to resist invasion by harmful microorganisms. Glutamine is also one of the
building blocks of glutathione, the body’s primary antioxidant. It is often
given to patients who have cancer, AIDS, trauma, burns and other infections
as it promotes healing wounds. Glutamine is a common supplemental treatment
for peptic ulcers and in preventing asprin-induced gastric lesions.
Glutamine is often used as an oral rinse to
reduce mouth sores usually associated with chemotherapy to treat cancer. It
is also used to treat other cancer complications such as stomach
Accelerates Fat Burning
Anabolic properties of glutamine are
helpful in the fat burning process by promoting muscle growth and the human
growth hormone production. HGH builds and protects lean muscle mass.
Glutamine is also used to help sugar-addicts through withdrawal.
Improves Mental Sharpness

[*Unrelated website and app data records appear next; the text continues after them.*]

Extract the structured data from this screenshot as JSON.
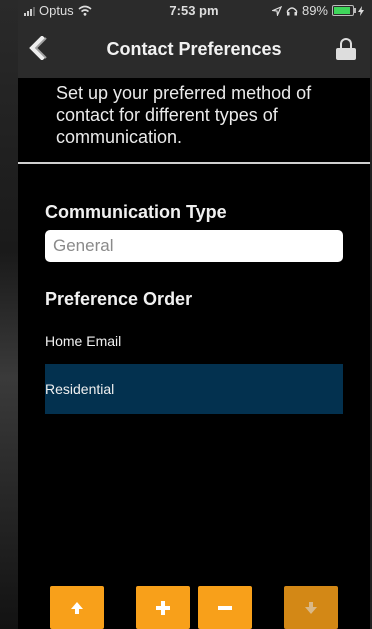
{
  "status_bar": {
    "carrier": "Optus",
    "time": "7:53 pm",
    "battery": "89%",
    "battery_level": 0.89
  },
  "nav": {
    "title": "Contact Preferences",
    "back_icon": "chevron-left-icon",
    "lock_icon": "lock-icon"
  },
  "intro_text": "Set up your preferred method of contact for different types of communication.",
  "communication_type": {
    "label": "Communication Type",
    "value": "General"
  },
  "preference_order": {
    "label": "Preference Order",
    "items": [
      "Home Email",
      "Residential"
    ],
    "selected_index": 1
  },
  "toolbar": {
    "up_icon": "arrow-up-icon",
    "add_icon": "plus-icon",
    "remove_icon": "minus-icon",
    "down_icon": "arrow-down-icon"
  },
  "colors": {
    "accent_button": "#f8a01a",
    "selected_row": "#03314f",
    "bar_background": "#2b2b2b"
  }
}
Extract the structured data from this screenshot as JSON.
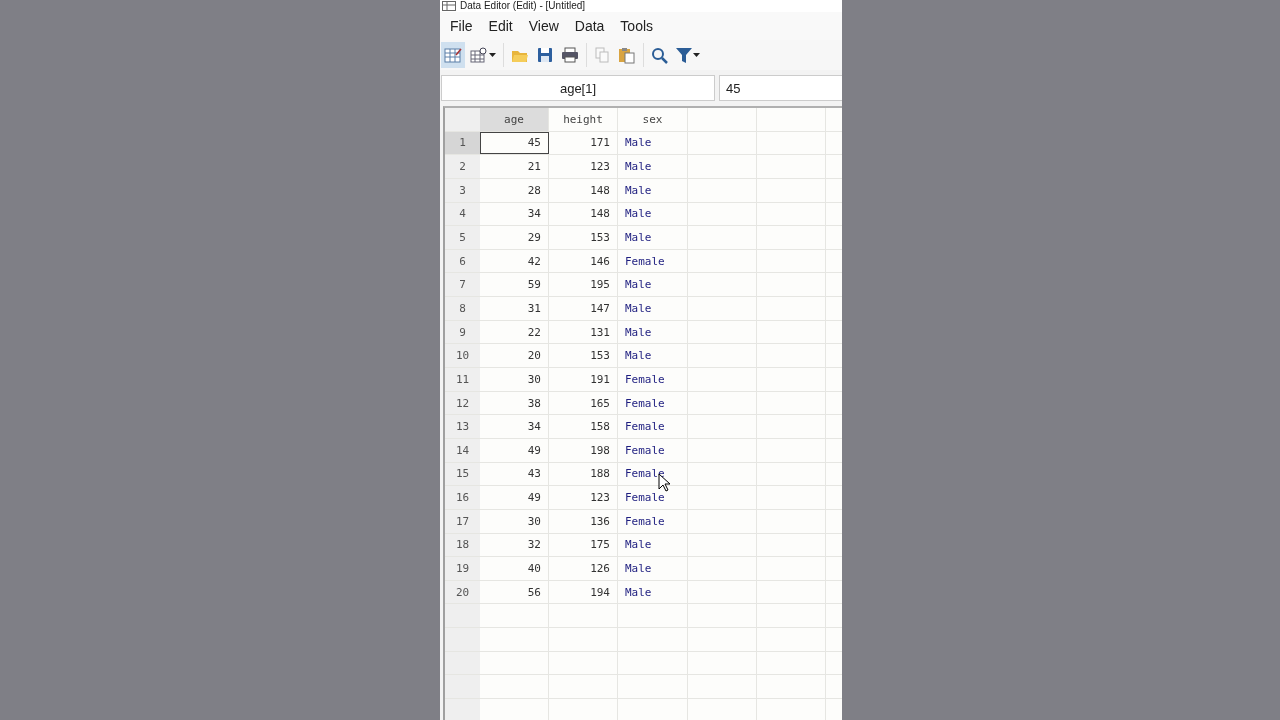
{
  "window": {
    "title": "Data Editor (Edit) - [Untitled]"
  },
  "menu": [
    "File",
    "Edit",
    "View",
    "Data",
    "Tools"
  ],
  "toolbar": [
    {
      "kind": "edit",
      "selected": true,
      "disabled": false
    },
    {
      "kind": "browse",
      "selected": false,
      "disabled": false
    },
    {
      "kind": "open",
      "selected": false,
      "disabled": false
    },
    {
      "kind": "save",
      "selected": false,
      "disabled": false
    },
    {
      "kind": "print",
      "selected": false,
      "disabled": false
    },
    {
      "kind": "copy",
      "selected": false,
      "disabled": true
    },
    {
      "kind": "paste",
      "selected": false,
      "disabled": false
    },
    {
      "kind": "search",
      "selected": false,
      "disabled": false
    },
    {
      "kind": "filter",
      "selected": false,
      "disabled": false
    }
  ],
  "cell_name": "age[1]",
  "cell_value": "45",
  "table": {
    "columns": [
      {
        "name": "age",
        "selected": true,
        "kind": "numeric"
      },
      {
        "name": "height",
        "selected": false,
        "kind": "numeric"
      },
      {
        "name": "sex",
        "selected": false,
        "kind": "string"
      }
    ],
    "rows": [
      {
        "number": "1",
        "selected": true,
        "cells": [
          "45",
          "171",
          "Male"
        ]
      },
      {
        "number": "2",
        "selected": false,
        "cells": [
          "21",
          "123",
          "Male"
        ]
      },
      {
        "number": "3",
        "selected": false,
        "cells": [
          "28",
          "148",
          "Male"
        ]
      },
      {
        "number": "4",
        "selected": false,
        "cells": [
          "34",
          "148",
          "Male"
        ]
      },
      {
        "number": "5",
        "selected": false,
        "cells": [
          "29",
          "153",
          "Male"
        ]
      },
      {
        "number": "6",
        "selected": false,
        "cells": [
          "42",
          "146",
          "Female"
        ]
      },
      {
        "number": "7",
        "selected": false,
        "cells": [
          "59",
          "195",
          "Male"
        ]
      },
      {
        "number": "8",
        "selected": false,
        "cells": [
          "31",
          "147",
          "Male"
        ]
      },
      {
        "number": "9",
        "selected": false,
        "cells": [
          "22",
          "131",
          "Male"
        ]
      },
      {
        "number": "10",
        "selected": false,
        "cells": [
          "20",
          "153",
          "Male"
        ]
      },
      {
        "number": "11",
        "selected": false,
        "cells": [
          "30",
          "191",
          "Female"
        ]
      },
      {
        "number": "12",
        "selected": false,
        "cells": [
          "38",
          "165",
          "Female"
        ]
      },
      {
        "number": "13",
        "selected": false,
        "cells": [
          "34",
          "158",
          "Female"
        ]
      },
      {
        "number": "14",
        "selected": false,
        "cells": [
          "49",
          "198",
          "Female"
        ]
      },
      {
        "number": "15",
        "selected": false,
        "cells": [
          "43",
          "188",
          "Female"
        ]
      },
      {
        "number": "16",
        "selected": false,
        "cells": [
          "49",
          "123",
          "Female"
        ]
      },
      {
        "number": "17",
        "selected": false,
        "cells": [
          "30",
          "136",
          "Female"
        ]
      },
      {
        "number": "18",
        "selected": false,
        "cells": [
          "32",
          "175",
          "Male"
        ]
      },
      {
        "number": "19",
        "selected": false,
        "cells": [
          "40",
          "126",
          "Male"
        ]
      },
      {
        "number": "20",
        "selected": false,
        "cells": [
          "56",
          "194",
          "Male"
        ]
      }
    ]
  }
}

Glutamine is one of the building blocks for
the production of neurotransmitters (glutamate and gamma-aminobutyric acid,
known as GABA) in the brain. Glutamine is converted to glucose when the
brain isn’t receiving enough. Users of glutamine often report a better
overall mood and less fatigue.
Alcoholism and Sugar Addition
Alcoholics and sugar addicts may find
glutamine supplementation a way to ease the stomach pain and mental toxicity
that comes when they stop using alcohol or sugar. It is thought glutamine
may reduce cravings.
Side Effects and Dosage
There are side effect warnings when
supplementing glutamine but some users have experienced minor headaches.
There are no known drug interactions or nutrient problems associated with
The typical dosage is between 2 and 20
grams. The intestines will consume up to 5 grams at a time. This means
that any supplementation for the purpose of building muscle, added immunity
strength beyond the intestines, fat burning or mental clarity should take
doses above 5 grams. The typical patient will take in glutamine twice a
day, once first in the morning and again after a workout or before bed.
It’s best taken on an empty stomach.
Choose L-glutamine over D-glutamine, as it
more closely resembles the substance in it’s natural form. While studies
are still out concerning other uses for glutamine, many benefits are already
proven and widely accepted.